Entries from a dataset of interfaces
- - - - - - -

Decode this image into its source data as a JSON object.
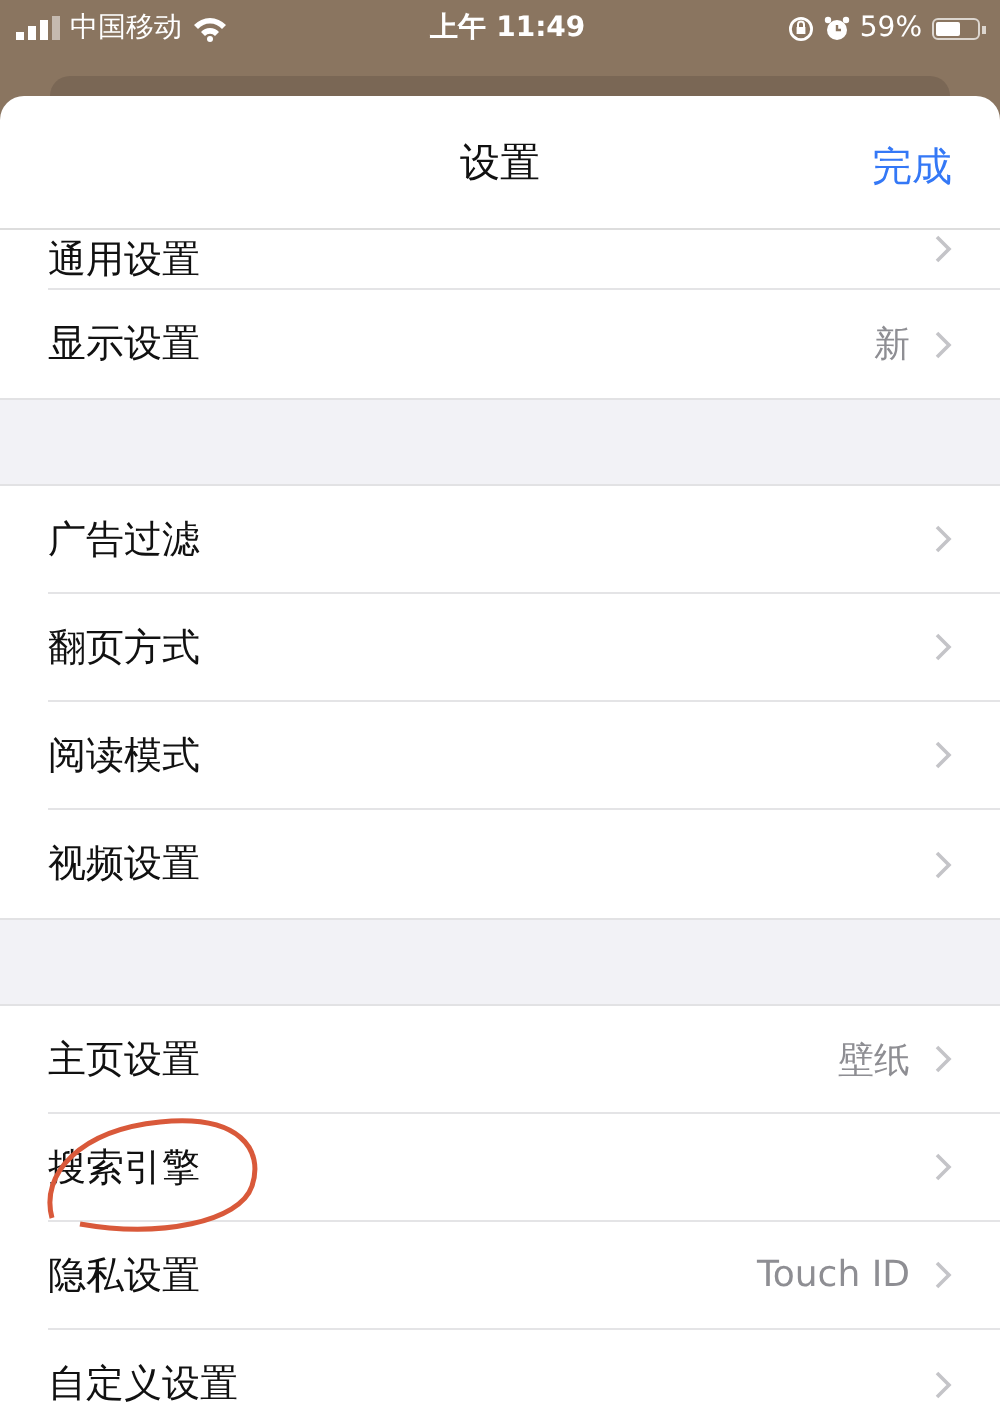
{
  "status_bar": {
    "carrier": "中国移动",
    "time": "上午 11:49",
    "battery_percent": "59%",
    "battery": {
      "level": 0.59
    }
  },
  "sheet": {
    "title": "设置",
    "done_button": "完成"
  },
  "sections": [
    {
      "items": [
        {
          "label": "通用设置",
          "circled": false
        },
        {
          "label": "显示设置",
          "value": "新",
          "circled": false
        }
      ]
    },
    {
      "items": [
        {
          "label": "广告过滤",
          "circled": false
        },
        {
          "label": "翻页方式",
          "circled": false
        },
        {
          "label": "阅读模式",
          "circled": false
        },
        {
          "label": "视频设置",
          "circled": false
        }
      ]
    },
    {
      "items": [
        {
          "label": "主页设置",
          "value": "壁纸",
          "circled": false
        },
        {
          "label": "搜索引擎",
          "circled": true
        },
        {
          "label": "隐私设置",
          "value": "Touch ID",
          "circled": false
        },
        {
          "label": "自定义设置",
          "circled": false
        }
      ]
    }
  ]
}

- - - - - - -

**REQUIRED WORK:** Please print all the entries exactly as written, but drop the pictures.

**OUTPUT FOR THIS EXERCISE:**
Decode this image into its source data as a JSON object.
{
  "status_bar": {
    "carrier": "中国移动",
    "time": "上午 11:49",
    "battery_percent": "59%",
    "battery": {
      "level": 0.59
    }
  },
  "sheet": {
    "title": "设置",
    "done_button": "完成"
  },
  "sections": [
    {
      "items": [
        {
          "label": "通用设置",
          "circled": false
        },
        {
          "label": "显示设置",
          "value": "新",
          "circled": false
        }
      ]
    },
    {
      "items": [
        {
          "label": "广告过滤",
          "circled": false
        },
        {
          "label": "翻页方式",
          "circled": false
        },
        {
          "label": "阅读模式",
          "circled": false
        },
        {
          "label": "视频设置",
          "circled": false
        }
      ]
    },
    {
      "items": [
        {
          "label": "主页设置",
          "value": "壁纸",
          "circled": false
        },
        {
          "label": "搜索引擎",
          "circled": true
        },
        {
          "label": "隐私设置",
          "value": "Touch ID",
          "circled": false
        },
        {
          "label": "自定义设置",
          "circled": false
        }
      ]
    }
  ]
}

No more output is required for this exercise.